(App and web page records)

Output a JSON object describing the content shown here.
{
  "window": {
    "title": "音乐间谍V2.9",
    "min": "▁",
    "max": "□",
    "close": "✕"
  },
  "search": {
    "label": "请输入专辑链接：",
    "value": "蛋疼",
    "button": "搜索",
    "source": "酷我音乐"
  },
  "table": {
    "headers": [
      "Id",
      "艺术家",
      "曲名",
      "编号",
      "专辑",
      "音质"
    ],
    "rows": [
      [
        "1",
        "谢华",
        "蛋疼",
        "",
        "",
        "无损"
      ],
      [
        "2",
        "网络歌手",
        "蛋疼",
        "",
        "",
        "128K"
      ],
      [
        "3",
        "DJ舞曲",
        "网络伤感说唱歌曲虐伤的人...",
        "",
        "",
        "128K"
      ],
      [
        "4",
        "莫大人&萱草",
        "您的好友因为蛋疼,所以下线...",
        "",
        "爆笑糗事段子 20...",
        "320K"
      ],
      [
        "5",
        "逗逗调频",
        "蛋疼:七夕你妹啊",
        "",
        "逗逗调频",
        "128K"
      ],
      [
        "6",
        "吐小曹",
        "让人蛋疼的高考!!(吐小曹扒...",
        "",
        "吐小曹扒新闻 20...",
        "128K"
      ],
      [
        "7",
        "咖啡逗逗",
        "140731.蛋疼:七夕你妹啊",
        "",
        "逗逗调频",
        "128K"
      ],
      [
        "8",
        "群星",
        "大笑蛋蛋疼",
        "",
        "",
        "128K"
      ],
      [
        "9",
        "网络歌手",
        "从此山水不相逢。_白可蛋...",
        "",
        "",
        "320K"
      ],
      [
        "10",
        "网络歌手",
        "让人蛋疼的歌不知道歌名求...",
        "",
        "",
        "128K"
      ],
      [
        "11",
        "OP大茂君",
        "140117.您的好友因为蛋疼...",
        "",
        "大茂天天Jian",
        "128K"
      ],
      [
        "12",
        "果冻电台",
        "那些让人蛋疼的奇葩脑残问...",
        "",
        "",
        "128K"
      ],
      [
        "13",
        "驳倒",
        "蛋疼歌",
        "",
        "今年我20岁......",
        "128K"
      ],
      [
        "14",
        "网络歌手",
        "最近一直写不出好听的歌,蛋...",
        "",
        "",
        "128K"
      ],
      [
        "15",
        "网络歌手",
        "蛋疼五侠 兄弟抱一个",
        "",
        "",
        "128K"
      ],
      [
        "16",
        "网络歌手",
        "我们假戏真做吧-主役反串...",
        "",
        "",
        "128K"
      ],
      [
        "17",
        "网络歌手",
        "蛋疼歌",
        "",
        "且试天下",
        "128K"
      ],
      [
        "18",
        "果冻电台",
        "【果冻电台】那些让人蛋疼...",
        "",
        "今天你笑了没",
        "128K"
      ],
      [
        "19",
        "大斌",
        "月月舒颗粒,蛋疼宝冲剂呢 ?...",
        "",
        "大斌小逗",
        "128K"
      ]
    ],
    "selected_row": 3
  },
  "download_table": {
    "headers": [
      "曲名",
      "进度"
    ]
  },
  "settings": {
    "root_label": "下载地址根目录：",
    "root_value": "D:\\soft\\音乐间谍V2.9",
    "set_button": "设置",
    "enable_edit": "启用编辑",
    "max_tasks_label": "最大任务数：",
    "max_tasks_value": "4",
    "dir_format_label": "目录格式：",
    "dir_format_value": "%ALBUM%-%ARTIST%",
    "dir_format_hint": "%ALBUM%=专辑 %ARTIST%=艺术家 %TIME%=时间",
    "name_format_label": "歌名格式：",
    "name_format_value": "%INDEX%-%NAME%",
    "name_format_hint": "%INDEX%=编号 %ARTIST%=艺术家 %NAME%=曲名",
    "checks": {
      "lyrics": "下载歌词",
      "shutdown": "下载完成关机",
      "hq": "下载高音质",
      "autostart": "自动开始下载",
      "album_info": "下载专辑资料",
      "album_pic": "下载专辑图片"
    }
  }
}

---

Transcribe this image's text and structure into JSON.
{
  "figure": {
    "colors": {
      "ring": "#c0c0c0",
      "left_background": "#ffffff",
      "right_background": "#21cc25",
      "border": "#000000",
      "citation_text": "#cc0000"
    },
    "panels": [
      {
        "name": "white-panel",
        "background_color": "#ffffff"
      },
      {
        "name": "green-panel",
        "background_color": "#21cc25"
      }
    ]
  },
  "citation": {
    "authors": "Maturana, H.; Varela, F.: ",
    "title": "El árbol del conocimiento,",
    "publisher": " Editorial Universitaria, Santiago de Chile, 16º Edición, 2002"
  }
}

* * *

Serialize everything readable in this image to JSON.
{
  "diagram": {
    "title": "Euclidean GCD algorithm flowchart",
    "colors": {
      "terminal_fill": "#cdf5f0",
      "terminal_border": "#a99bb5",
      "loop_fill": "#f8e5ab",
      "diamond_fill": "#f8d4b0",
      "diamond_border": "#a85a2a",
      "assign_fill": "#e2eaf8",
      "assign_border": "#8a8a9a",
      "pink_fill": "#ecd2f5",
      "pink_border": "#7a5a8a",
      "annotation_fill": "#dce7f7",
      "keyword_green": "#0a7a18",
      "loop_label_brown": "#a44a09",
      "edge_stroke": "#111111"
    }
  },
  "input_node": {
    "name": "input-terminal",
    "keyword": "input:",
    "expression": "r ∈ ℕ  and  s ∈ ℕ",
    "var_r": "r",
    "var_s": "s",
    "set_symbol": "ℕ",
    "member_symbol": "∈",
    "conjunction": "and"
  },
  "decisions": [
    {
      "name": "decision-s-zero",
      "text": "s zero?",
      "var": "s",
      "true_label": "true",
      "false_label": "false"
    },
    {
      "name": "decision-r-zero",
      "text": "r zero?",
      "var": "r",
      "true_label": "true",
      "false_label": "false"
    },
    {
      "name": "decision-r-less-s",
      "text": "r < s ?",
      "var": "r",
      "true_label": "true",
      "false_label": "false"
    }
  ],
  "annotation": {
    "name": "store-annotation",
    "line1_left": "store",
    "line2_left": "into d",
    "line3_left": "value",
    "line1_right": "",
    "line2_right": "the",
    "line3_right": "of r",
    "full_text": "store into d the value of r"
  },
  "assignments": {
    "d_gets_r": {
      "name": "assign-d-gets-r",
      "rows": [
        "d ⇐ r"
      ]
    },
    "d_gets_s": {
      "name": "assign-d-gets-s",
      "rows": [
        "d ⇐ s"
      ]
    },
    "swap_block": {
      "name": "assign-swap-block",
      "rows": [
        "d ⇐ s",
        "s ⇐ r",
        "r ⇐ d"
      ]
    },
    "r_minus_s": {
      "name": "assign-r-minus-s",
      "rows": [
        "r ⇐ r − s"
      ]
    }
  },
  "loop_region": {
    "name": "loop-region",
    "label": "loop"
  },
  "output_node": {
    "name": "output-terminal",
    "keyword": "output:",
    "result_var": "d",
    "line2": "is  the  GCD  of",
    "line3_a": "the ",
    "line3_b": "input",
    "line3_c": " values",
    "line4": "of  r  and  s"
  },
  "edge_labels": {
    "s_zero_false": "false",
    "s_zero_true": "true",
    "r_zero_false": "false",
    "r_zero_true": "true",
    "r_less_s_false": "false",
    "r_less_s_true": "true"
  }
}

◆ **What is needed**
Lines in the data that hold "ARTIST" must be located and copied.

◆ **Exercise answer**
    "dir_format_value": "%ALBUM%-%ARTIST%",
    "dir_format_hint": "%ALBUM%=专辑 %ARTIST%=艺术家 %TIME%=时间",
    "name_format_hint": "%INDEX%=编号 %ARTIST%=艺术家 %NAME%=曲名",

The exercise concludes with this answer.